Physics Van 3-site Navigational Menu

Physics Van Navigational Menu

Q & A: particle and antiparticle magnetic fields

Learn more physics!

Most recent answer: 12/30/2014
Q:
Is there something different in particle and anti-particle created magnetic field.... I mean what will happen if particle and anti-particle are made to move circularly.... and then spirally .... what will happen if they finally collide.....( motion is co-axial; one into another's direction)?thank u in advance!!
- Bishnu Bhatta (age 20)
Nepal
A:

Nice question. You can divide the magnetic field up into the part that carries energy away as part of an electromagnetic field and the local static field.  I guess you're more interested in the radiating part, since it's that energy loss that can cause the orbiting particle-antiparticle pair to spiral in toward each other.

If you look from far away the magnetic fields from the two particles add up, because they have opposite charges and also are traveling opposite directions. The radiating part adds up also, because the accelerations are also opposite. So the pair just act like a little dipole transmitter sending off electromagnetic waves. (I'm treating this all classically.) 

 

When they get very close, the classical approximation isn't good, because their wave-functions are spread out enough to overlap. That's when they can annihilate. Whatever comes out will still have an equal balance of matter and antimatter

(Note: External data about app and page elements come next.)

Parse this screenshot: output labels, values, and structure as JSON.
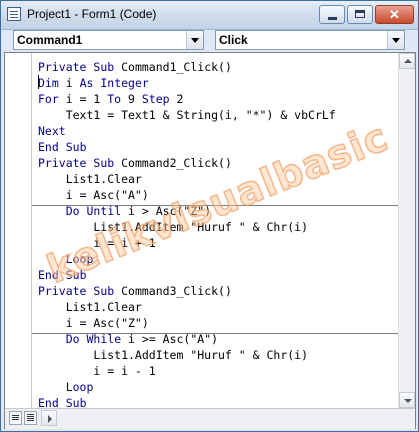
{
  "window": {
    "title": "Project1 - Form1 (Code)"
  },
  "title_buttons": {
    "close_glyph": "✕"
  },
  "combos": {
    "object": "Command1",
    "procedure": "Click"
  },
  "code": {
    "lines": [
      "Private Sub Command1_Click()",
      "Dim i As Integer",
      "For i = 1 To 9 Step 2",
      "    Text1 = Text1 & String(i, \"*\") & vbCrLf",
      "Next",
      "End Sub",
      "Private Sub Command2_Click()",
      "    List1.Clear",
      "    i = Asc(\"A\")",
      "    Do Until i > Asc(\"Z\")",
      "        List1.AddItem \"Huruf \" & Chr(i)",
      "        i = i + 1",
      "    Loop",
      "End Sub",
      "Private Sub Command3_Click()",
      "    List1.Clear",
      "    i = Asc(\"Z\")",
      "    Do While i >= Asc(\"A\")",
      "        List1.AddItem \"Huruf \" & Chr(i)",
      "        i = i - 1",
      "    Loop",
      "End Sub"
    ]
  },
  "watermark": "kelikvisualbasic",
  "colors": {
    "keyword": "#00008b",
    "text": "#000000",
    "title_bar": "#cfdcec",
    "close_button": "#c74a2d"
  }
}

Mike W.


(published on 12/30/2014)

Follow-up on this answer.